Set every entry below down once more, exactly as it stands, without images.
• • • • • • •
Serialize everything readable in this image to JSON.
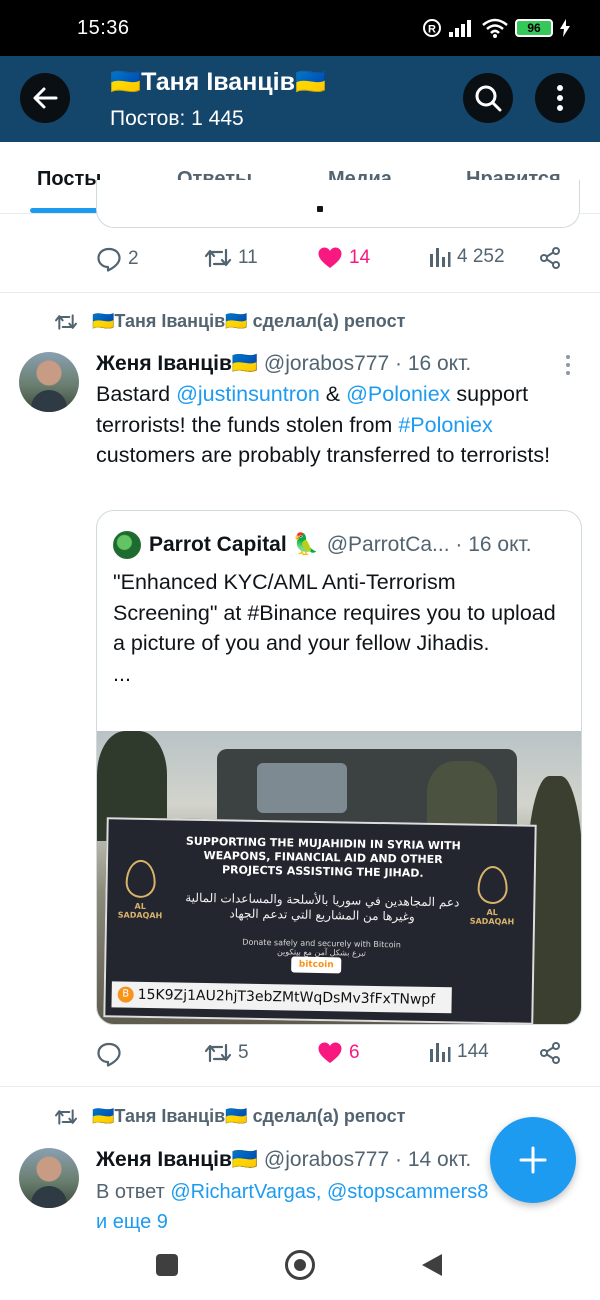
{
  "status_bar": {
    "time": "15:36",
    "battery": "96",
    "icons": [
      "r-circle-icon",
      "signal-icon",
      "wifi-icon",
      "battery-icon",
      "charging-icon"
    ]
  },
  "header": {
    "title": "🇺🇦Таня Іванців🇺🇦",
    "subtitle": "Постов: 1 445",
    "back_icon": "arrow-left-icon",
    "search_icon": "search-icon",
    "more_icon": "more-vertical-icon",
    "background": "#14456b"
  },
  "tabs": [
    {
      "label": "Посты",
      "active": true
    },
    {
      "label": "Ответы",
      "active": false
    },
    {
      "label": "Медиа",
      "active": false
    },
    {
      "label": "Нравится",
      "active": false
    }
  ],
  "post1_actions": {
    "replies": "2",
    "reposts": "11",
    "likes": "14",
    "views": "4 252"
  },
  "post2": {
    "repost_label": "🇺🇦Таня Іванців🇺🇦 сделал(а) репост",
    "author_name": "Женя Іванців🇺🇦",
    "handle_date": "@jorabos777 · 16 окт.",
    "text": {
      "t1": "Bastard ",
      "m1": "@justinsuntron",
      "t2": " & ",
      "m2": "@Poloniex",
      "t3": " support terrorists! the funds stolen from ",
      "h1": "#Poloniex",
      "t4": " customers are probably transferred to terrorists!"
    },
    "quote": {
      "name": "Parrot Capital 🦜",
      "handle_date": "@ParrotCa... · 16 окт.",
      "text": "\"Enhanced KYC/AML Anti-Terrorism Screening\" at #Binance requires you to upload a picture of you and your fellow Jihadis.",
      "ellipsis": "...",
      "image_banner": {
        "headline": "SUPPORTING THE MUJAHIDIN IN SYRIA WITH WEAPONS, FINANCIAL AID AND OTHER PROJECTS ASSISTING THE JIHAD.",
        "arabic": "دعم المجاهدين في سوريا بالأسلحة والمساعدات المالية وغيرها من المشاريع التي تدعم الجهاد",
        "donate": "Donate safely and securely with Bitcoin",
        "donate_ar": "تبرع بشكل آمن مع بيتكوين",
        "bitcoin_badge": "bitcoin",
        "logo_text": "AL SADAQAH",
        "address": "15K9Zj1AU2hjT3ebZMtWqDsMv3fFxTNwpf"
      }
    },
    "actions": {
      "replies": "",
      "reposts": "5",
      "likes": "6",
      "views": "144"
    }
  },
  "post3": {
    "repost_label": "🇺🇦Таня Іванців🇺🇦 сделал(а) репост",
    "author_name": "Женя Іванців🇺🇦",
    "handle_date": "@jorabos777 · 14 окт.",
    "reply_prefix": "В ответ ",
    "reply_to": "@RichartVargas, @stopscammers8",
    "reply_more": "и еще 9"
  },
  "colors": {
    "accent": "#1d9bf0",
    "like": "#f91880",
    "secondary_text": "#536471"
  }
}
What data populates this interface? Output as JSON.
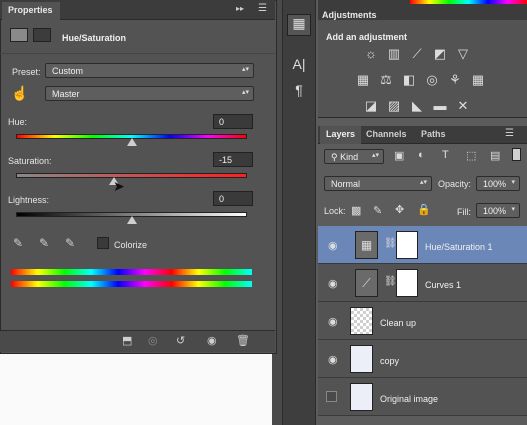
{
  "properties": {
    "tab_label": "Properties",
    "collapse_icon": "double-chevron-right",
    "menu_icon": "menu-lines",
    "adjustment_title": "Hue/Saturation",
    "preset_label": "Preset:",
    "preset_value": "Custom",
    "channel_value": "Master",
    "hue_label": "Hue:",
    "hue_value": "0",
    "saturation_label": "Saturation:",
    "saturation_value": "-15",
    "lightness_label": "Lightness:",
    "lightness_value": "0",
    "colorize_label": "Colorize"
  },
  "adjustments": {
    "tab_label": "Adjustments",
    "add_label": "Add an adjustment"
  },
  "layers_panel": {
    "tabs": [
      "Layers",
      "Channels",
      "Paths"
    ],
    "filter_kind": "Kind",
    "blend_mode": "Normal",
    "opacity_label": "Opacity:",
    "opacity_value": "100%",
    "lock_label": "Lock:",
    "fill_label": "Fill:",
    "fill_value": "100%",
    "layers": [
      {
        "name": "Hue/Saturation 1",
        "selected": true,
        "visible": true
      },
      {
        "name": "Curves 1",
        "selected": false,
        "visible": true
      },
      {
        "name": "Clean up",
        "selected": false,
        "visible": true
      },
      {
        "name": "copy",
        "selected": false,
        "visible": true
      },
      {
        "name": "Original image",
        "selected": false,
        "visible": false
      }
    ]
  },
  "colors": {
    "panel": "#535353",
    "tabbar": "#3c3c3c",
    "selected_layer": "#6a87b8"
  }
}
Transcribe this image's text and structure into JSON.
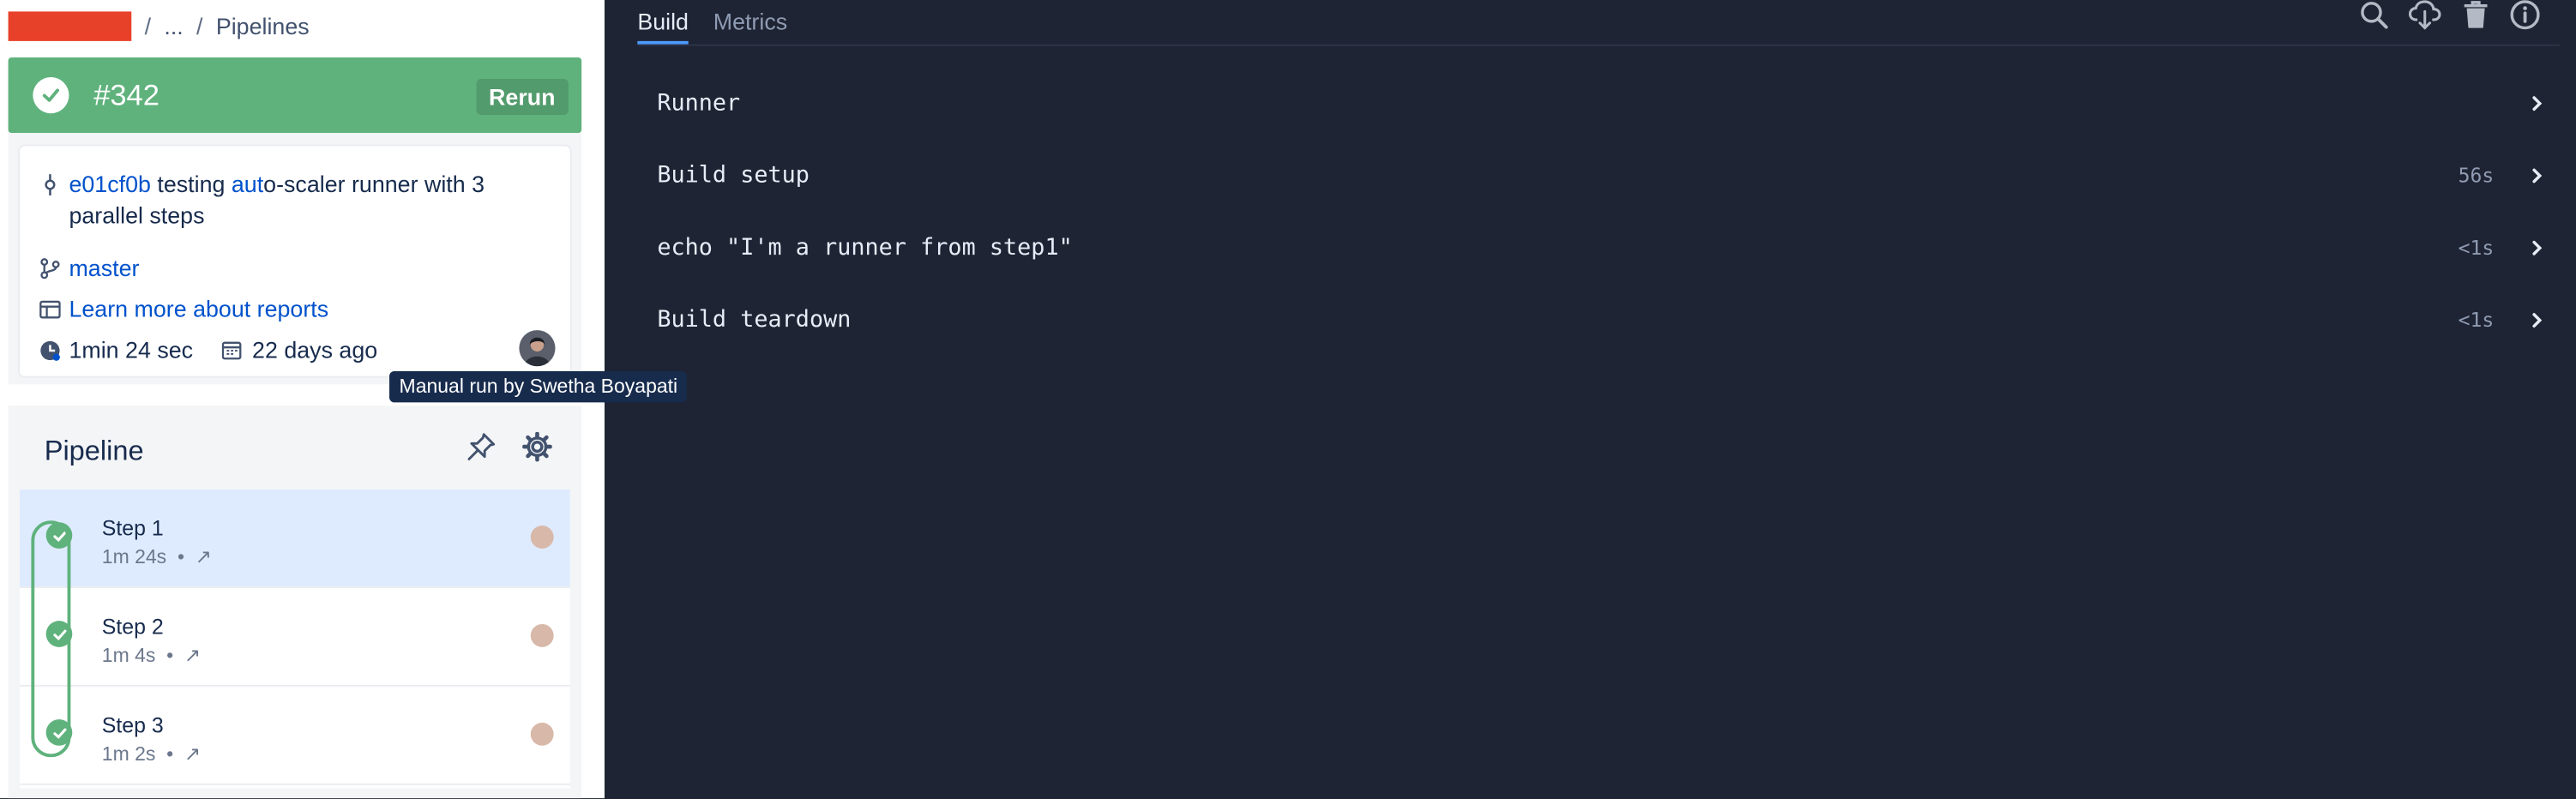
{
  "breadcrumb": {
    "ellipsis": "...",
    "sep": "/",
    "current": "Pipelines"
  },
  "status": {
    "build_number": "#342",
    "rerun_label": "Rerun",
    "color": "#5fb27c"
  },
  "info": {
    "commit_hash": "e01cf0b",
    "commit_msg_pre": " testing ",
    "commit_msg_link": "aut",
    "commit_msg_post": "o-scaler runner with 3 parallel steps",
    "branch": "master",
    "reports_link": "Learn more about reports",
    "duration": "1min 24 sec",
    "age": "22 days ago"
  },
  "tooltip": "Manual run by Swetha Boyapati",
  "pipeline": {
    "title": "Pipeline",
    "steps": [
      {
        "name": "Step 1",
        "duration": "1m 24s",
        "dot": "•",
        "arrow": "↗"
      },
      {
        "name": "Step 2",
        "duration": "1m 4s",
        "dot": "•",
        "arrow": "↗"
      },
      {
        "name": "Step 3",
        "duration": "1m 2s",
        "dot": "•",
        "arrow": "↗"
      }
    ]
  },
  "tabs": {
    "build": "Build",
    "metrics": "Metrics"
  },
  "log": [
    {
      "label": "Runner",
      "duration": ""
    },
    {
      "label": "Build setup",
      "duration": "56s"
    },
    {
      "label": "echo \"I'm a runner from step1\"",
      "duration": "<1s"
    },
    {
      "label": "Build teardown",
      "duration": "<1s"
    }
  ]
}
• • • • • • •
### Result
Serialize everything readable in this image to JSON.
{
  "status_bar": {
    "time": "15:36",
    "battery": "96",
    "icons": [
      "r-circle-icon",
      "signal-icon",
      "wifi-icon",
      "battery-icon",
      "charging-icon"
    ]
  },
  "header": {
    "title": "🇺🇦Таня Іванців🇺🇦",
    "subtitle": "Постов: 1 445",
    "back_icon": "arrow-left-icon",
    "search_icon": "search-icon",
    "more_icon": "more-vertical-icon",
    "background": "#14456b"
  },
  "tabs": [
    {
      "label": "Посты",
      "active": true
    },
    {
      "label": "Ответы",
      "active": false
    },
    {
      "label": "Медиа",
      "active": false
    },
    {
      "label": "Нравится",
      "active": false
    }
  ],
  "post1_actions": {
    "replies": "2",
    "reposts": "11",
    "likes": "14",
    "views": "4 252"
  },
  "post2": {
    "repost_label": "🇺🇦Таня Іванців🇺🇦 сделал(а) репост",
    "author_name": "Женя Іванців🇺🇦",
    "handle_date": "@jorabos777 · 16 окт.",
    "text": {
      "t1": "Bastard ",
      "m1": "@justinsuntron",
      "t2": " & ",
      "m2": "@Poloniex",
      "t3": " support terrorists! the funds stolen from ",
      "h1": "#Poloniex",
      "t4": " customers are probably transferred to terrorists!"
    },
    "quote": {
      "name": "Parrot Capital 🦜",
      "handle_date": "@ParrotCa... · 16 окт.",
      "text": "\"Enhanced KYC/AML Anti-Terrorism Screening\" at #Binance requires you to upload a picture of you and your fellow Jihadis.",
      "ellipsis": "...",
      "image_banner": {
        "headline": "SUPPORTING THE MUJAHIDIN IN SYRIA WITH WEAPONS, FINANCIAL AID AND OTHER PROJECTS ASSISTING THE JIHAD.",
        "arabic": "دعم المجاهدين في سوريا بالأسلحة والمساعدات المالية وغيرها من المشاريع التي تدعم الجهاد",
        "donate": "Donate safely and securely with Bitcoin",
        "donate_ar": "تبرع بشكل آمن مع بيتكوين",
        "bitcoin_badge": "bitcoin",
        "logo_text": "AL SADAQAH",
        "address": "15K9Zj1AU2hjT3ebZMtWqDsMv3fFxTNwpf"
      }
    },
    "actions": {
      "replies": "",
      "reposts": "5",
      "likes": "6",
      "views": "144"
    }
  },
  "post3": {
    "repost_label": "🇺🇦Таня Іванців🇺🇦 сделал(а) репост",
    "author_name": "Женя Іванців🇺🇦",
    "handle_date": "@jorabos777 · 14 окт.",
    "reply_prefix": "В ответ ",
    "reply_to": "@RichartVargas, @stopscammers8",
    "reply_more": "и еще 9"
  },
  "colors": {
    "accent": "#1d9bf0",
    "like": "#f91880",
    "secondary_text": "#536471"
  }
}
What data populates this interface? Output as JSON.
{
  "properties": {
    "tab_label": "Properties",
    "collapse_icon": "double-chevron-right",
    "menu_icon": "menu-lines",
    "adjustment_title": "Hue/Saturation",
    "preset_label": "Preset:",
    "preset_value": "Custom",
    "channel_value": "Master",
    "hue_label": "Hue:",
    "hue_value": "0",
    "saturation_label": "Saturation:",
    "saturation_value": "-15",
    "lightness_label": "Lightness:",
    "lightness_value": "0",
    "colorize_label": "Colorize"
  },
  "adjustments": {
    "tab_label": "Adjustments",
    "add_label": "Add an adjustment"
  },
  "layers_panel": {
    "tabs": [
      "Layers",
      "Channels",
      "Paths"
    ],
    "filter_kind": "Kind",
    "blend_mode": "Normal",
    "opacity_label": "Opacity:",
    "opacity_value": "100%",
    "lock_label": "Lock:",
    "fill_label": "Fill:",
    "fill_value": "100%",
    "layers": [
      {
        "name": "Hue/Saturation 1",
        "selected": true,
        "visible": true
      },
      {
        "name": "Curves 1",
        "selected": false,
        "visible": true
      },
      {
        "name": "Clean up",
        "selected": false,
        "visible": true
      },
      {
        "name": "copy",
        "selected": false,
        "visible": true
      },
      {
        "name": "Original image",
        "selected": false,
        "visible": false
      }
    ]
  },
  "colors": {
    "panel": "#535353",
    "tabbar": "#3c3c3c",
    "selected_layer": "#6a87b8"
  }
}
Transcribe this image's text and structure into JSON.
{
  "breadcrumb": {
    "ellipsis": "...",
    "sep": "/",
    "current": "Pipelines"
  },
  "status": {
    "build_number": "#342",
    "rerun_label": "Rerun",
    "color": "#5fb27c"
  },
  "info": {
    "commit_hash": "e01cf0b",
    "commit_msg_pre": " testing ",
    "commit_msg_link": "aut",
    "commit_msg_post": "o-scaler runner with 3 parallel steps",
    "branch": "master",
    "reports_link": "Learn more about reports",
    "duration": "1min 24 sec",
    "age": "22 days ago"
  },
  "tooltip": "Manual run by Swetha Boyapati",
  "pipeline": {
    "title": "Pipeline",
    "steps": [
      {
        "name": "Step 1",
        "duration": "1m 24s",
        "dot": "•",
        "arrow": "↗"
      },
      {
        "name": "Step 2",
        "duration": "1m 4s",
        "dot": "•",
        "arrow": "↗"
      },
      {
        "name": "Step 3",
        "duration": "1m 2s",
        "dot": "•",
        "arrow": "↗"
      }
    ]
  },
  "tabs": {
    "build": "Build",
    "metrics": "Metrics"
  },
  "log": [
    {
      "label": "Runner",
      "duration": ""
    },
    {
      "label": "Build setup",
      "duration": "56s"
    },
    {
      "label": "echo \"I'm a runner from step1\"",
      "duration": "<1s"
    },
    {
      "label": "Build teardown",
      "duration": "<1s"
    }
  ]
}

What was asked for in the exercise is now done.